The country is acquiring much of its energy from unfriendly regimes.  We as a country must reduce the funding of our enemies.  Proper house construction practices should be part of the war on terrorism.  The market should be the starting point of every economic debate.  The market is failing.  Government involvement, the ending point of every economic debate, is necessary.  In the past, housing construction companies were local enterprises.  National companies such as Pulte Homes and Tull Brothers are among the larger builders.  They should be enlisted in this campaign.  One builder may be reluctant to take the lead because there is an added cost with benefits that may not be immediately apparent to the consumer.  All of the builders may be willing to follow one set practice.  This single simple practice would produce tremendous positive long term consequences for the country.       

[Next consideration – Converting cargo containers into cottages] 

May Day (May 1, 2006)

Posted in Law, Society on May 1, 2006 by

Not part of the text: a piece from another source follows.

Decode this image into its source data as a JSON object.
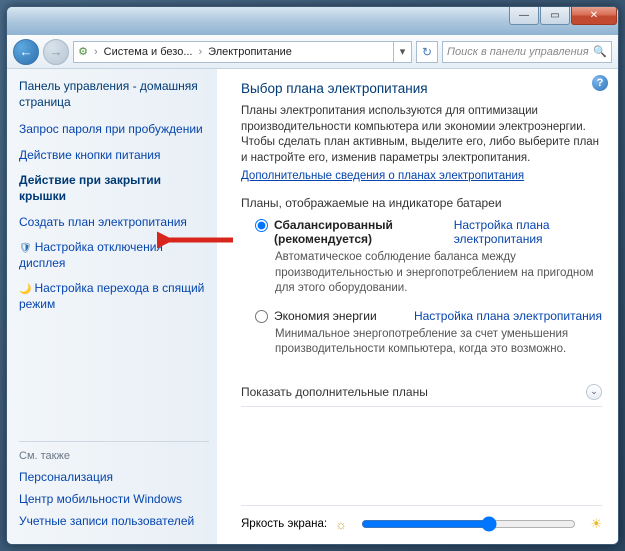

May 1 is May Day.  This is Law Day, a day to reflect on our heritage of liberty, justice and equality under the law and to celebrate the rule of law in a democracy.  Hundreds of years ago in England, a homeowner behind on his (not her) mortgage could pay the arrears on May 1 and avoid a foreclosure.  This is also International Workers Day.  Workingmen of the world unite and celebrate their rights.  This is also Labor Day in Mexico.  Hispanics are laboring this day by boycotting work and business in support of the first National Day Without Immigrants.  Today is also “Mission Impossible” Day in the United States, a day of mourning to decry Emperor Bush’s proclamation: “Mission Accomplished.”  That it isn’t.  Busy day.